Although "The Clan of the Fire Dragon King", a somewhat playful but sinister song was used in Season 3 for...well...the clan of the Fire Dragon King. But in Seasons 4 and 5, it plays quite often when Xellos is around. It fits perfectly for him.
Fairy Tail has quite a few to the point where some of their attacks get theme songs.
Alois Trancy from Black Butler has the Slightly Chipped Full Moon and its variations.
Soul Eater has many of these (most of which have lyrics):
"Never Lose Myself" for Black★Star (and by extension, we assume, his teammate Tsubaki—although he wouldmake it all about him). The second OST gives him another theme, with the ironic title "Lost Myself".
Black Star also has "harmoNIZE" as his battle theme.
Kid and his teammates Liz and Patty have "Death The Kid (So Crazy)", their general theme, and "Bang! Bang! Bang! Bang! Have a Nice Dream", a Theme Music Power-Up.
Similarly, Soul and Maka have "Soul-Eater (So Scandalous)" as a general theme and "PSYCHEDELIC SOULJAM" for their fight scenes.
"Lady of Gorgon" for Medusa.
"Kindertotenlied" (that's "child death song" in German) and "Salve Maria -Peace be with You-" for Crona.
There's also "M.Albarn" for Maka, "C.Mosquito" and "D.Mosquito" for Mosquito, "Mifune" and "Masamune" for the characters bearing those names, "Camellia" for Tsubaki, and "Lycaon" for Free.
Literature Girl has a lonely piano piece, which resonates well with her seemingly solitary nature, but is also non-indicative of the hilarity that ensues from her interactions with Hidenori. It was even used as the ED for the first episode.

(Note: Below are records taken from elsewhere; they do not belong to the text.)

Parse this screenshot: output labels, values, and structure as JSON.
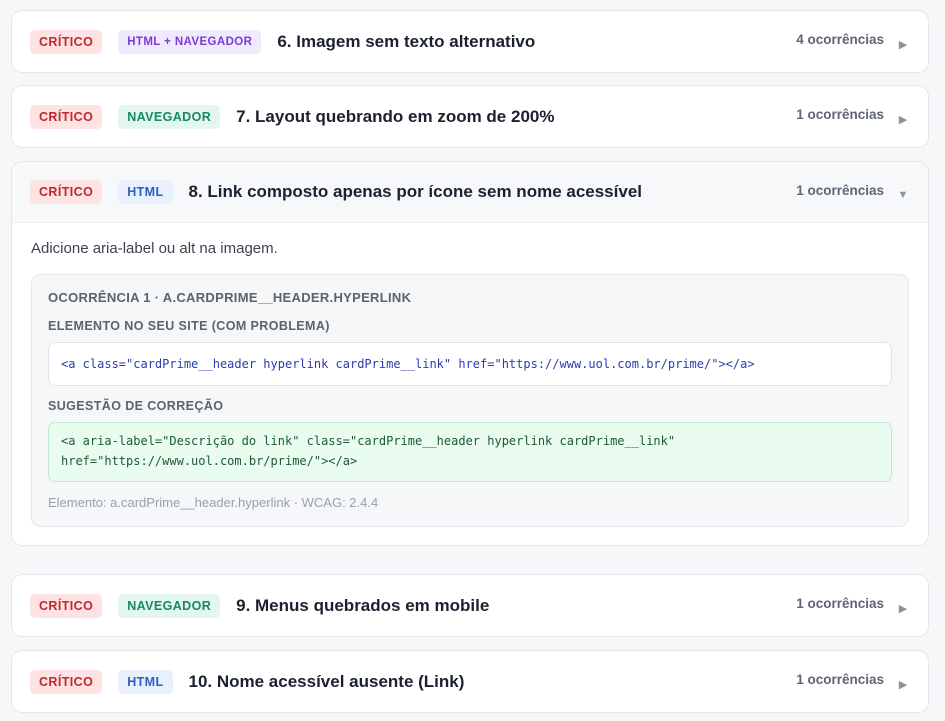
{
  "issues": [
    {
      "severity": "CRÍTICO",
      "category": "HTML + NAVEGADOR",
      "title": "6. Imagem sem texto alternativo",
      "count": "4 ocorrências",
      "chevron": "▶"
    },
    {
      "severity": "CRÍTICO",
      "category": "NAVEGADOR",
      "title": "7. Layout quebrando em zoom de 200%",
      "count": "1 ocorrências",
      "chevron": "▶"
    },
    {
      "severity": "CRÍTICO",
      "category": "HTML",
      "title": "8. Link composto apenas por ícone sem nome acessível",
      "count": "1 ocorrências",
      "chevron": "▼",
      "description": "Adicione aria-label ou alt na imagem.",
      "occurrence": {
        "title": "OCORRÊNCIA 1 · A.CARDPRIME__HEADER.HYPERLINK",
        "element_label": "ELEMENTO NO SEU SITE (COM PROBLEMA)",
        "element_code": "<a class=\"cardPrime__header hyperlink cardPrime__link\" href=\"https://www.uol.com.br/prime/\"></a>",
        "fix_label": "SUGESTÃO DE CORREÇÃO",
        "fix_code_line1": "<a aria-label=\"Descrição do link\" class=\"cardPrime__header hyperlink cardPrime__link\"",
        "fix_code_line2": "href=\"https://www.uol.com.br/prime/\"></a>",
        "meta": "Elemento: a.cardPrime__header.hyperlink · WCAG: 2.4.4"
      }
    },
    {
      "severity": "CRÍTICO",
      "category": "NAVEGADOR",
      "title": "9. Menus quebrados em mobile",
      "count": "1 ocorrências",
      "chevron": "▶"
    },
    {
      "severity": "CRÍTICO",
      "category": "HTML",
      "title": "10. Nome acessível ausente (Link)",
      "count": "1 ocorrências",
      "chevron": "▶"
    }
  ],
  "colors": {
    "critical_bg": "#fde3e3",
    "critical_text": "#c1272d",
    "html_navegador_text": "#7a3cd8",
    "navegador_text": "#178a5e",
    "html_text": "#2d5fbe",
    "fix_bg": "#eafbf0"
  },
  "icons": {
    "collapsed": "chevron-right-icon",
    "expanded": "chevron-down-icon"
  }
}
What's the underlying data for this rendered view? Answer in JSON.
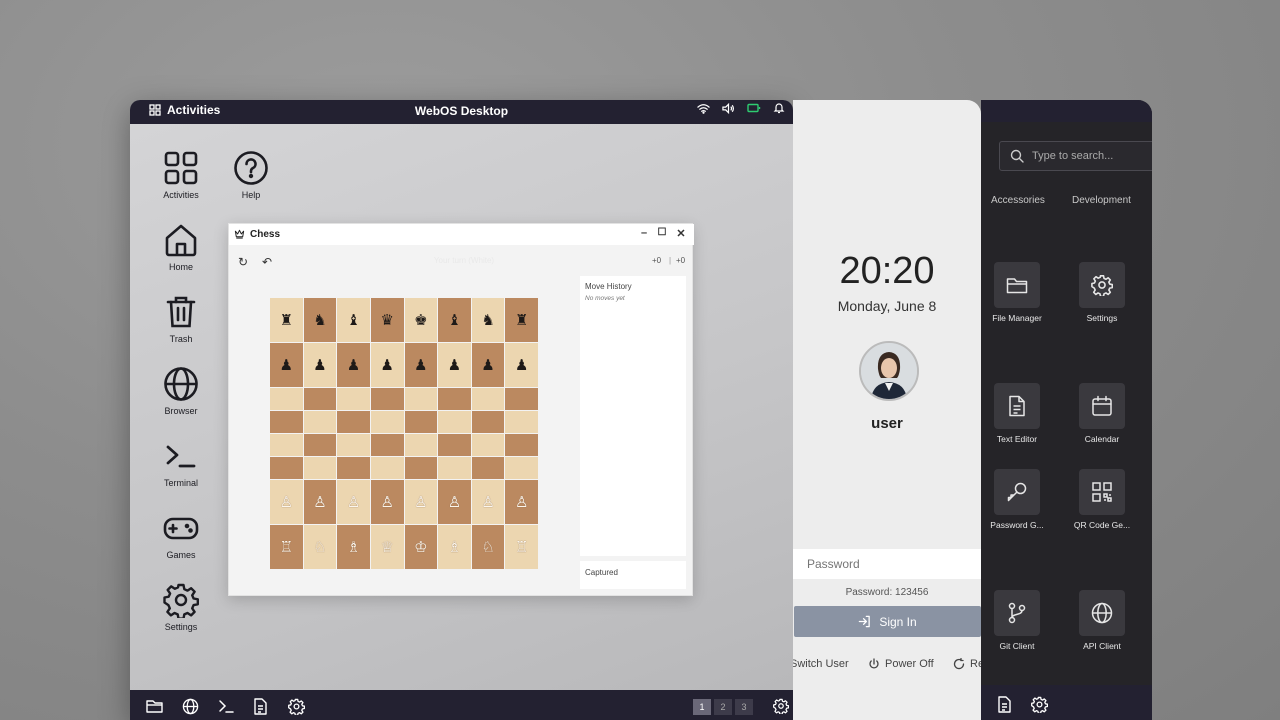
{
  "topbar": {
    "activities_label": "Activities",
    "title": "WebOS Desktop"
  },
  "desktop_icons": [
    {
      "label": "Activities",
      "icon": "grid-icon"
    },
    {
      "label": "Help",
      "icon": "help-icon"
    },
    {
      "label": "Home",
      "icon": "home-icon"
    },
    {
      "label": "Trash",
      "icon": "trash-icon"
    },
    {
      "label": "Browser",
      "icon": "globe-icon"
    },
    {
      "label": "Terminal",
      "icon": "terminal-icon"
    },
    {
      "label": "Games",
      "icon": "gamepad-icon"
    },
    {
      "label": "Settings",
      "icon": "gear-icon"
    }
  ],
  "chess": {
    "title": "Chess",
    "status": "Your turn (White)",
    "score_white": "+0",
    "score_black": "+0",
    "move_history_title": "Move History",
    "move_history_empty": "No moves yet",
    "captured_title": "Captured",
    "board": [
      [
        "♜",
        "♞",
        "♝",
        "♛",
        "♚",
        "♝",
        "♞",
        "♜"
      ],
      [
        "♟",
        "♟",
        "♟",
        "♟",
        "♟",
        "♟",
        "♟",
        "♟"
      ],
      [
        "",
        "",
        "",
        "",
        "",
        "",
        "",
        ""
      ],
      [
        "",
        "",
        "",
        "",
        "",
        "",
        "",
        ""
      ],
      [
        "",
        "",
        "",
        "",
        "",
        "",
        "",
        ""
      ],
      [
        "",
        "",
        "",
        "",
        "",
        "",
        "",
        ""
      ],
      [
        "♙",
        "♙",
        "♙",
        "♙",
        "♙",
        "♙",
        "♙",
        "♙"
      ],
      [
        "♖",
        "♘",
        "♗",
        "♕",
        "♔",
        "♗",
        "♘",
        "♖"
      ]
    ]
  },
  "taskbar": {
    "workspaces": [
      "1",
      "2",
      "3"
    ],
    "active_workspace": "1"
  },
  "login": {
    "time": "20:20",
    "date": "Monday, June 8",
    "username": "user",
    "password_placeholder": "Password",
    "password_hint": "Password: 123456",
    "sign_in_label": "Sign In",
    "switch_user_label": "Switch User",
    "power_off_label": "Power Off",
    "restart_label": "Re"
  },
  "launcher": {
    "search_placeholder": "Type to search...",
    "categories": [
      "Accessories",
      "Development"
    ],
    "apps": [
      {
        "label": "File Manager",
        "icon": "folder-icon"
      },
      {
        "label": "Settings",
        "icon": "gear-icon"
      },
      {
        "label": "Text Editor",
        "icon": "document-icon"
      },
      {
        "label": "Calendar",
        "icon": "calendar-icon"
      },
      {
        "label": "Password G...",
        "icon": "key-icon"
      },
      {
        "label": "QR Code Ge...",
        "icon": "qr-icon"
      },
      {
        "label": "Git Client",
        "icon": "git-branch-icon"
      },
      {
        "label": "API Client",
        "icon": "globe-icon"
      }
    ]
  },
  "colors": {
    "topbar": "#232131",
    "board_light": "#ecd6b0",
    "board_dark": "#bb8960",
    "signin": "#8a93a3",
    "launcher_bg": "#252428"
  }
}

In the original HunterXHunter anime, Gon, Leorio, and Kurapica each have their own themes. Gon's is cheery, lighthearted, and generally represents his upbeat personality, Leorio's is a jazzy saxophone tune, and Kurapica's is melancholic and sad.
El Cazador de la Bruja features a few. Maxewell's Witch for Ellis during her Witch Power up mode, El Cazador for the general battle sequences, Ballad of a Bounty Hunter as well as Nadie frequent for the moments Ellis and Nadie are in a rough spot.
In Hellsing, Millenium has their own theme, Letzte Bataillon which has three different versions through the series. A slow version that lays weight on the melody is played when Zorin invades Hellsing HQ, adding to the dread. Another version is heard during the credits of the third OVA and oddly enought when Alucard releases his army of familiars. This could on the other hand be Fridge Brilliance as that is what the Major wants him to do.